In Munich is coming to an end, probably the longest and perhaps most wrong year in the history of CSU. It began with the defeat in the federal elections, led by the change in premiership, the bitter asylum dispute and the loss of the absolute majority in the state elections, and it now ended with the presumption of party presidency by Markus Söder. That it leached out all parties involved, showed the party congress. In the often announced & # 39; election analysis & # 39; it was no longer interested, and the spirit of optimism was painfully lying behind the broken rhetoric. It was appropriate that the congress was prematurely terminated because the quorum was absent – too many delegates had already left.
Horst Seehofer, who was forced to give up the party presidency, was satisfied when he left the conference. He himself had forbidden pathos and "self-exaltation". Cheers for him would indeed not have been in place, otherwise the question would have been why he should go anyway. But for the fact that he had led the party successfully for over ten years, the applause sounded too much during and after his speech.
Seehofer is on the one hand the loser of the past year. He, whom he absolutely wanted to prevent as prime minister, succeeded him not only in the state chancellery, but also in the headquarters of the party – and from that he even had to be nominated as honorary president. The fact that Seehofer survived political life, finally as federal minister of the Interior, says a lot about his political format. With all the mistakes he has recently made and as he could be more unhappy and reprehensible in the category, he could miss the party more, as it can currently admit.

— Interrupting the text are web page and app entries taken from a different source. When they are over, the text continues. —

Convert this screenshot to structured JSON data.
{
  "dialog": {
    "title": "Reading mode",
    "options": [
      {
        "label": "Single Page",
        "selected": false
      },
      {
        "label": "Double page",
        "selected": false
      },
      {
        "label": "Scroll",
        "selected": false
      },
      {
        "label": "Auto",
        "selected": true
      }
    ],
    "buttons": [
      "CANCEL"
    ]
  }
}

As the son of an employee without a diploma from high school and as a "Sacred Heart Socialist" he is a representative of that "bandwidth" against which the CSU is now struggling. The playfulness, the easy, the unpredictable, often accused of him, is also the Bavarian. Last but not least, he was always on the cross to show the rest of the Republic where Barthel is to have the must: of course in Bavaria.
Now it has to tear Söder. The fact that he not only survived the state election, despite 37.2 percent, but appears to be stronger, seems to have led him to a learning process rather than the belief in their own immortality. He knows that the conditions for the CSU to return to its old power are extremely difficult. In the period from 2008 to 2013, Seehofer succeeded in crushing the FDP in the government by embracing it. But as long as there are now three parties of which the voters could also mainly choose CSU – Free voters, AfD and FDP -, the absolute majority, which is still the CSU's claim, should be found for so long. The planned party reform is important to give the impression that it is, you have a strategy. But you just have to fill them with life, as vice-chairman of the CSU, Dorothee Bär, said. Incidentally, it is not only the example of the SPD that shows that reforming the party does little if the world around it changes deeply.
Party with strong substance
The fragmentation of society into millions of parties makes the CSU difficult to deal with. But it is also an opportunity for her. Man remains a social being, and how uncomfortable he feels, the more he longs for home. Negative, this shows nationalism, which despite all individualisation can not be killed. Why would there not be a positive renaissance of the People's Party? But then there are people who also radiate that: reliability, credibility. This was not the specialty of Söder. Although he made noticeable progress, he admitted on Saturday that there was still "a bit of hard work" ahead of him.
What can help him: a party that still has a "strong substance" (Seehofer) compared to others. That starts with the finances, goes beyond the municipal anchoring and does not stop at the big story. A windfall for the CSU is that at the head of the CDU a new woman is standing, namely the Saarlander Annegret Kramp-Karrenbauer, who, as she showed at the party congress on Saturday, was willing to treat and accept the sister party, as it just needs: as something very special.
Angela Merkel did not have a sensorium for it. It could also be an advantage that Manfred Weber prepares a CSU politician to become EU Commission President. That could at least mobilize the tired members. At the moment he and Söder work well together. But the litmus test does not follow until the end of May: with the result of the European elections for the CSU and the way in which the new chairman reacts, especially if it does not go as planned.